It’s not enough for students to learn comprehension strategies. When we place the teaching of strategies at the center of English language arts instruction, students are rarely able to transfer those strategies between texts. Despite our best efforts, explicitly teaching students how to sequence events in one text may not transfer to new texts—especially as the way events are structured increase in complexity across texts and grade levels.
Instead, when we place texts at the center of instruction, students apply their content knowledge, vocabulary, and reading experiences to persist in unpacking the complexities of a text. Often, comprehension of challenging texts takes multiple rereads, a process known as close reading. According to Liben and Pimentel, close reading “is an invaluable tool for building up students’ reading ability overall. It also bolsters their sense of efficacy and standard of coherence, the expectation that texts should make sense” (2018, p.7). The intentional practice of rereading a text, summarizing the key points or events, asking text-dependent questions, and distilling the essential meaning aids students in making sense of texts that might at first be challenging or difficult to understand.
In Wit & Wisdom instruction, students engage in close reading through the Content Stages. The Content Stages don’t arrange for students to conduct a close examination of the entire text, however, only those sections of text most relevant to the knowledge students build throughout the module.
Read more about how text complexity fits into the UDL principles, and how they can be applied to all subjects, including math, science, and English language arts.
How Simplicity in Design Keeps Students Focused on Knowledge
The Student Edition (SE) features a clean layout with simplified tables and charts to help students focus on what matters most—the knowledge they are building from the texts they read. Whether students are collecting evidence for writing or summarizing a text, the SE aids students in thinking about texts analytically. Working through the tasks in each handout prepares students to construct meaningful responses of their own to each longer writing or speaking task.
Wit & Wisdom materials focus students’ attention on the texts at the center of the instruction. The supports built into the modules, arcs, and lessons help students read complex texts that once felt like mountains impossible to climb.
Bridging Knowledge and Decoding: Geodes®
Primary grade teachers are responsible for teaching students both their foundational reading skills and supporting their language comprehension development so students can grow into proficient readers before Grade 2. This is no easy task. How can teachers embrace a both/and approach to early literacy?
Simply put, there is nothing else like Geodes. Cracking open a Geodes text for the first time is much like opening up an actual geode—there is so much beauty inside. Geodes help students apply their emerging foundational reading skills with the knowledge they build in Wit & Wisdom core instruction. Geodes are designed so that all students read the same text, with different learning goals and supports that teachers identify based on what they know their students need to become proficient readers.

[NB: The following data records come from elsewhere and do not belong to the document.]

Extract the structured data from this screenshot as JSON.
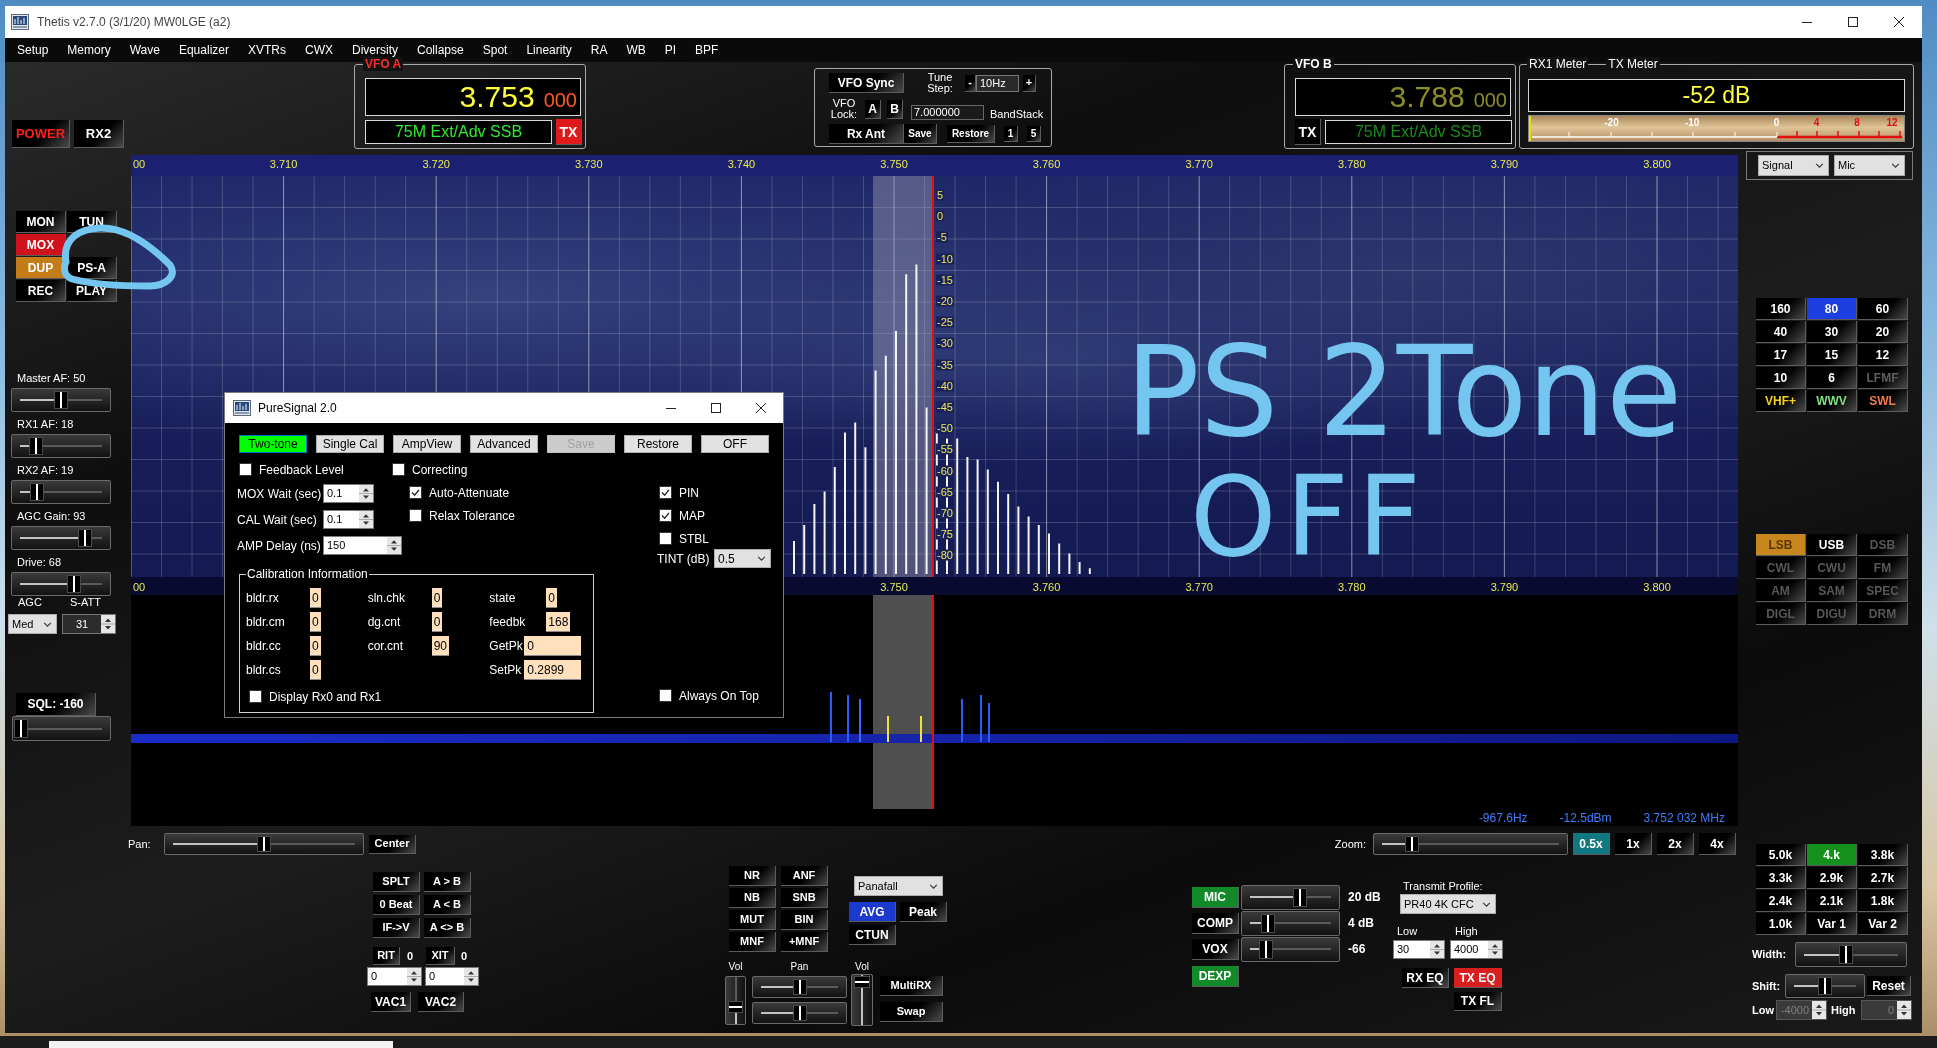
{
  "window": {
    "title": "Thetis v2.7.0 (3/1/20) MW0LGE (a2)"
  },
  "menu": [
    "Setup",
    "Memory",
    "Wave",
    "Equalizer",
    "XVTRs",
    "CWX",
    "Diversity",
    "Collapse",
    "Spot",
    "Linearity",
    "RA",
    "WB",
    "PI",
    "BPF"
  ],
  "power": [
    {
      "label": "POWER",
      "on": true
    },
    {
      "label": "RX2",
      "on": false
    }
  ],
  "vfo_a": {
    "legend": "VFO A",
    "mhz": "3.753",
    "hz": "000",
    "band": "75M Ext/Adv SSB",
    "tx_label": "TX",
    "tx": true,
    "active": true
  },
  "vfo_sync": {
    "sync": "VFO Sync",
    "step_label": "Tune Step:",
    "step_minus": "-",
    "step": "10Hz",
    "step_plus": "+",
    "lock_label": "VFO Lock:",
    "lock": [
      "A",
      "B"
    ],
    "stack_value": "7.000000",
    "bandstack": "BandStack",
    "rx_ant": "Rx Ant",
    "save": "Save",
    "restore": "Restore",
    "stack": [
      "1",
      "5"
    ]
  },
  "vfo_b": {
    "legend": "VFO B",
    "mhz": "3.788",
    "hz": "000",
    "band": "75M Ext/Adv SSB",
    "tx_label": "TX",
    "tx": false,
    "active": false
  },
  "meter": {
    "legends": [
      "RX1 Meter",
      "TX Meter"
    ],
    "reading": "-52 dB",
    "level": 0,
    "scale": [
      {
        "label": "-20",
        "over": false
      },
      {
        "label": "-10",
        "over": false
      },
      {
        "label": "0",
        "over": false
      },
      {
        "label": "4",
        "over": true
      },
      {
        "label": "8",
        "over": true
      },
      {
        "label": "12",
        "over": true
      }
    ],
    "selectors": [
      "Signal",
      "Mic"
    ]
  },
  "left_panel": {
    "buttons": [
      [
        {
          "label": "MON",
          "on": false
        },
        {
          "label": "TUN",
          "on": false
        }
      ],
      [
        {
          "label": "MOX",
          "on": true,
          "color": "#d0121c"
        }
      ],
      [
        {
          "label": "DUP",
          "on": true,
          "color": "#c47c18"
        },
        {
          "label": "PS-A",
          "on": false
        }
      ],
      [
        {
          "label": "REC",
          "on": false
        },
        {
          "label": "PLAY",
          "on": false
        }
      ]
    ],
    "sliders": [
      {
        "label": "Master AF: 50",
        "level": 0.5
      },
      {
        "label": "RX1 AF: 18",
        "level": 0.2
      },
      {
        "label": "RX2 AF: 19",
        "level": 0.21
      },
      {
        "label": "AGC Gain: 93",
        "level": 0.79
      },
      {
        "label": "Drive: 68",
        "level": 0.66
      }
    ],
    "agc": {
      "label": "AGC",
      "value": "Med"
    },
    "s_att": {
      "label": "S-ATT",
      "value": "31"
    },
    "squelch": {
      "label": "SQL: -160",
      "on": false,
      "level": 0
    }
  },
  "panadapter": {
    "top_scale": [
      "00",
      "3.710",
      "3.720",
      "3.730",
      "3.740",
      "3.750",
      "3.760",
      "3.770",
      "3.780",
      "3.790",
      "3.800"
    ],
    "db_scale": [
      "5",
      "0",
      "-5",
      "-10",
      "-15",
      "-20",
      "-25",
      "-30",
      "-35",
      "-40",
      "-45",
      "-50",
      "-55",
      "-60",
      "-65",
      "-70",
      "-75",
      "-80"
    ],
    "bottom_scale": [
      "00",
      "3.750",
      "3.760",
      "3.770",
      "3.780",
      "3.790",
      "3.800"
    ],
    "readout": [
      "-967.6Hz",
      "-12.5dBm",
      "3.752 032 MHz"
    ]
  },
  "puresignal": {
    "title": "PureSignal 2.0",
    "buttons": [
      {
        "label": "Two-tone",
        "on": true,
        "disabled": false
      },
      {
        "label": "Single Cal",
        "on": false,
        "disabled": false
      },
      {
        "label": "AmpView",
        "on": false,
        "disabled": false
      },
      {
        "label": "Advanced",
        "on": false,
        "disabled": false
      },
      {
        "label": "Save",
        "on": false,
        "disabled": true
      },
      {
        "label": "Restore",
        "on": false,
        "disabled": false
      },
      {
        "label": "OFF",
        "on": false,
        "disabled": false
      }
    ],
    "checks_top": [
      {
        "label": "Feedback Level",
        "checked": false
      },
      {
        "label": "Correcting",
        "checked": false
      }
    ],
    "spins": [
      {
        "label": "MOX Wait (sec)",
        "value": "0.1"
      },
      {
        "label": "CAL Wait (sec)",
        "value": "0.1"
      },
      {
        "label": "AMP Delay (ns)",
        "value": "150"
      }
    ],
    "checks_mid": [
      {
        "label": "Auto-Attenuate",
        "checked": true
      },
      {
        "label": "Relax Tolerance",
        "checked": false
      }
    ],
    "checks_right": [
      {
        "label": "PIN",
        "checked": true
      },
      {
        "label": "MAP",
        "checked": true
      },
      {
        "label": "STBL",
        "checked": false
      }
    ],
    "tint": {
      "label": "TINT (dB)",
      "value": "0.5"
    },
    "calibration": {
      "legend": "Calibration Information",
      "columns": [
        [
          {
            "label": "bldr.rx",
            "value": "0"
          },
          {
            "label": "bldr.cm",
            "value": "0"
          },
          {
            "label": "bldr.cc",
            "value": "0"
          },
          {
            "label": "bldr.cs",
            "value": "0"
          }
        ],
        [
          {
            "label": "sln.chk",
            "value": "0"
          },
          {
            "label": "dg.cnt",
            "value": "0"
          },
          {
            "label": "cor.cnt",
            "value": "90"
          }
        ],
        [
          {
            "label": "state",
            "value": "0",
            "kind": "narrow"
          },
          {
            "label": "feedbk",
            "value": "168",
            "kind": "narrow"
          },
          {
            "label": "GetPk",
            "value": "0",
            "kind": "wide"
          },
          {
            "label": "SetPk",
            "value": "0.2899",
            "kind": "wide"
          }
        ]
      ],
      "display_rx": {
        "label": "Display Rx0 and Rx1",
        "checked": false
      }
    },
    "always_on_top": {
      "label": "Always On Top",
      "checked": false
    }
  },
  "right_panel": {
    "bands": [
      {
        "label": "160",
        "selected": false,
        "disabled": false
      },
      {
        "label": "80",
        "selected": true,
        "disabled": false
      },
      {
        "label": "60",
        "selected": false,
        "disabled": false
      },
      {
        "label": "40",
        "selected": false,
        "disabled": false
      },
      {
        "label": "30",
        "selected": false,
        "disabled": false
      },
      {
        "label": "20",
        "selected": false,
        "disabled": false
      },
      {
        "label": "17",
        "selected": false,
        "disabled": false
      },
      {
        "label": "15",
        "selected": false,
        "disabled": false
      },
      {
        "label": "12",
        "selected": false,
        "disabled": false
      },
      {
        "label": "10",
        "selected": false,
        "disabled": false
      },
      {
        "label": "6",
        "selected": false,
        "disabled": false
      },
      {
        "label": "LFMF",
        "selected": false,
        "disabled": true
      },
      {
        "label": "VHF+",
        "selected": false,
        "disabled": false,
        "color": "#f2d21e"
      },
      {
        "label": "WWV",
        "selected": false,
        "disabled": false,
        "color": "#7ee07e"
      },
      {
        "label": "SWL",
        "selected": false,
        "disabled": false,
        "color": "#f07a4a"
      }
    ],
    "modes": [
      {
        "label": "LSB",
        "selected": true,
        "disabled": false
      },
      {
        "label": "USB",
        "selected": false,
        "disabled": false
      },
      {
        "label": "DSB",
        "selected": false,
        "disabled": true
      },
      {
        "label": "CWL",
        "selected": false,
        "disabled": true
      },
      {
        "label": "CWU",
        "selected": false,
        "disabled": true
      },
      {
        "label": "FM",
        "selected": false,
        "disabled": true
      },
      {
        "label": "AM",
        "selected": false,
        "disabled": true
      },
      {
        "label": "SAM",
        "selected": false,
        "disabled": true
      },
      {
        "label": "SPEC",
        "selected": false,
        "disabled": true
      },
      {
        "label": "DIGL",
        "selected": false,
        "disabled": true
      },
      {
        "label": "DIGU",
        "selected": false,
        "disabled": true
      },
      {
        "label": "DRM",
        "selected": false,
        "disabled": true
      }
    ],
    "filters": [
      {
        "label": "5.0k",
        "selected": false
      },
      {
        "label": "4.k",
        "selected": true
      },
      {
        "label": "3.8k",
        "selected": false
      },
      {
        "label": "3.3k",
        "selected": false
      },
      {
        "label": "2.9k",
        "selected": false
      },
      {
        "label": "2.7k",
        "selected": false
      },
      {
        "label": "2.4k",
        "selected": false
      },
      {
        "label": "2.1k",
        "selected": false
      },
      {
        "label": "1.8k",
        "selected": false
      },
      {
        "label": "1.0k",
        "selected": false
      },
      {
        "label": "Var 1",
        "selected": false
      },
      {
        "label": "Var 2",
        "selected": false
      }
    ],
    "width": {
      "label": "Width:",
      "level": 0.45
    },
    "shift": {
      "label": "Shift:",
      "level": 0.5,
      "reset": "Reset"
    },
    "low": {
      "label": "Low",
      "value": "-4000",
      "disabled": true
    },
    "high": {
      "label": "High",
      "value": "0",
      "disabled": true
    }
  },
  "bottom": {
    "pan": {
      "label": "Pan:",
      "level": 0.5,
      "button": "Center"
    },
    "zoom": {
      "label": "Zoom:",
      "level": 0.17,
      "buttons": [
        {
          "label": "0.5x",
          "selected": true
        },
        {
          "label": "1x",
          "selected": false
        },
        {
          "label": "2x",
          "selected": false
        },
        {
          "label": "4x",
          "selected": false
        }
      ]
    },
    "vfo_buttons": [
      "SPLT",
      "A > B",
      "0 Beat",
      "A < B",
      "IF->V",
      "A <> B"
    ],
    "rit": {
      "label": "RIT",
      "value": "0",
      "on": false
    },
    "xit": {
      "label": "XIT",
      "value": "0",
      "on": false
    },
    "offsets": [
      "0",
      "0"
    ],
    "vac": [
      "VAC1",
      "VAC2"
    ],
    "dsp": [
      "NR",
      "ANF",
      "NB",
      "SNB",
      "MUT",
      "BIN",
      "MNF",
      "+MNF"
    ],
    "display": {
      "mode": "Panafall",
      "buttons": [
        {
          "label": "AVG",
          "selected": true
        },
        {
          "label": "Peak",
          "selected": false
        },
        {
          "label": "CTUN",
          "selected": false
        }
      ]
    },
    "audio": {
      "labels": [
        "Vol",
        "Pan",
        "Vol"
      ],
      "volumes": [
        {
          "level": 0.3
        },
        {
          "level": 1
        }
      ],
      "pans": [
        {
          "level": 0.5
        },
        {
          "level": 0.5
        }
      ],
      "buttons": [
        "MultiRX",
        "Swap"
      ]
    },
    "tx": {
      "rows": [
        {
          "label": "MIC",
          "on": true,
          "level": 0.62,
          "reading": "20 dB"
        },
        {
          "label": "COMP",
          "on": false,
          "level": 0.22,
          "reading": "4 dB"
        },
        {
          "label": "VOX",
          "on": false,
          "level": 0.2,
          "reading": "-66"
        }
      ],
      "dexp": {
        "label": "DEXP",
        "on": true
      }
    },
    "profile": {
      "label": "Transmit Profile:",
      "value": "PR40 4K CFC",
      "low_label": "Low",
      "high_label": "High",
      "low": "30",
      "high": "4000",
      "eq": [
        {
          "label": "RX EQ",
          "on": false
        },
        {
          "label": "TX EQ",
          "on": true
        },
        {
          "label": "TX FL",
          "on": false
        }
      ]
    }
  },
  "annotation": {
    "lines": [
      "PS 2Tone",
      "OFF"
    ]
  }
}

ACT. 2006. Reading Between the Lines: What the ACT Reveals About College Readiness in Reading. http://witeng.link/0895.
Liben, Meredith and Susan Pimentel. Placing Text at the Center of the Standards-Aligned ELA Classroom. 2018. Achieve the Core. 7 https://achievethecore.org/content/upload/Text-at-the-Center-Report-V5.pdf.

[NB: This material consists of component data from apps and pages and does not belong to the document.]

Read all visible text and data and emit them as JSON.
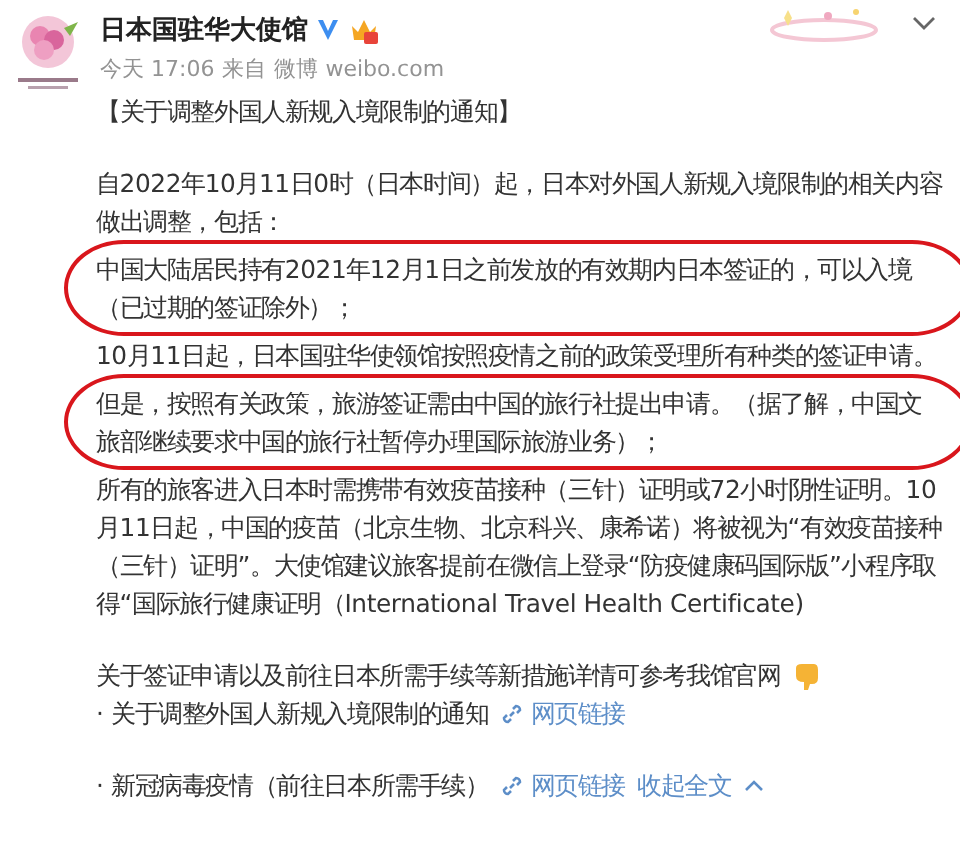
{
  "account": {
    "name": "日本国驻华大使馆",
    "verified": true
  },
  "meta": {
    "time": "今天 17:06",
    "source_prefix": "来自",
    "source": "微博 weibo.com"
  },
  "sections": [
    {
      "paragraphs": [
        {
          "kind": "text",
          "lines": [
            "【关于调整外国人新规入境限制的通知】"
          ],
          "highlighted": false
        }
      ]
    },
    {
      "paragraphs": [
        {
          "kind": "text",
          "lines": [
            "自2022年10月11日0时（日本时间）起，日本对外国人新规入境限制的相关内容",
            "做出调整，包括："
          ],
          "highlighted": false
        },
        {
          "kind": "text",
          "lines": [
            "中国大陆居民持有2021年12月1日之前发放的有效期内日本签证的，可以入境",
            "（已过期的签证除外）；"
          ],
          "highlighted": true
        },
        {
          "kind": "text",
          "lines": [
            "10月11日起，日本国驻华使领馆按照疫情之前的政策受理所有种类的签证申请。"
          ],
          "highlighted": false
        },
        {
          "kind": "text",
          "lines": [
            "但是，按照有关政策，旅游签证需由中国的旅行社提出申请。（据了解，中国文",
            "旅部继续要求中国的旅行社暂停办理国际旅游业务）；"
          ],
          "highlighted": true
        },
        {
          "kind": "text",
          "lines": [
            "所有的旅客进入日本时需携带有效疫苗接种（三针）证明或72小时阴性证明。10",
            "月11日起，中国的疫苗（北京生物、北京科兴、康希诺）将被视为“有效疫苗接种",
            "（三针）证明”。大使馆建议旅客提前在微信上登录“防疫健康码国际版”小程序取",
            "得“国际旅行健康证明（International Travel Health Certificate)"
          ],
          "highlighted": false
        }
      ]
    },
    {
      "paragraphs": [
        {
          "kind": "pointer",
          "lines": [
            "关于签证申请以及前往日本所需手续等新措施详情可参考我馆官网"
          ],
          "highlighted": false
        },
        {
          "kind": "link",
          "lines": [
            "· 关于调整外国人新规入境限制的通知"
          ],
          "link": "网页链接",
          "highlighted": false
        }
      ]
    },
    {
      "paragraphs": [
        {
          "kind": "link",
          "lines": [
            "· 新冠病毒疫情（前往日本所需手续）"
          ],
          "link": "网页链接",
          "collapse": "收起全文",
          "highlighted": false
        }
      ]
    }
  ]
}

Shanahan, Timothy. “Should We Teach Students at Their Reading Levels?” Reading Today, September/October 2014. https://shanahanonliteracy.com/upload/publications/98/pdf/Shanahan---Should-we-teach-at-reading-level.pdf.